Looking back now it seems to me/that this old life’s been good to me/been hard times but I can’t complain/I would go on back and do it all again’, Golden Days, Jason & The Scorchers, 2010.

Nearly 15 years after Clear Impetuous Morning, the blazing sequel to the seminal Lost & Found, the Scorchers have regrouped, with a new rhythm section, to release their sixth LP proper, Halcyon Times. The measure of a record has changed out of sight in that time of course. It’s individual songs above the sequence and the flow, and while that won’t sit well with Jason, who’s always at pains to reference the value of the vinyl days at live shows, the album manages to deliver choice cuts for the discerning downloader and a telling whole too.
Shorn of Perry Baggs’ backing vocals they might be, but guitar man Warner E Hodges lights a fire in Ringenberg that his solo career, even his lauded turns as Farmer Jason, just can’t match.

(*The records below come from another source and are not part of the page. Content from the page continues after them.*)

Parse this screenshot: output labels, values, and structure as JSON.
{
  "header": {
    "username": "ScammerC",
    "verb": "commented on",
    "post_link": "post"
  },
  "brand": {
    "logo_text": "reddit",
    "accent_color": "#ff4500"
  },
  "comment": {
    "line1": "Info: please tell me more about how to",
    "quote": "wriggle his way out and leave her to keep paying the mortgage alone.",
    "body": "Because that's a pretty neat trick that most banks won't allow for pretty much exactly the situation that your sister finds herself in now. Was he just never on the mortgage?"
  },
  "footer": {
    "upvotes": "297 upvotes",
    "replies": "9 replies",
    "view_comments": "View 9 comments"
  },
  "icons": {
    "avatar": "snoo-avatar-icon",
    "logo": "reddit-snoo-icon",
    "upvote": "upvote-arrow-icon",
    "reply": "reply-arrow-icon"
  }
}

As the title suggests, there are plenty of nods to the past. Opening track, the rocking Moonshine Guy, directly references Hot Nights In Georgia, Mona Lee reminds me of the band’s 1986 take on 19th Nervous Breakdown, and Beat On The Mountain is not a million miles from 1989 original Bible And A Gun. But Halcyon Times is truly independent. There’s no record company pressure, no party line, and it’s all the better for that, for taking the EMI out of Americana.

The lyrics are political, with a small p. The trials of immigration, Vietnam, strikes, rites of passage are all in the mix as Jason spits out his balls of rock ‘n’ roll fire, Gettin’ Nowhere Fast/We’ve Got It Goin’ On, and plays emotions like a six string bass on glorious, maudlin moments like Days Of Wine And Roses. He’s a real storyteller, a cow punk Graham Greene, and his words are embellished by a band in the zone. Jason & The Scorchers might have done their Saturday night albums, but Halcyon Times is a sure thing for any fine Sunday morning.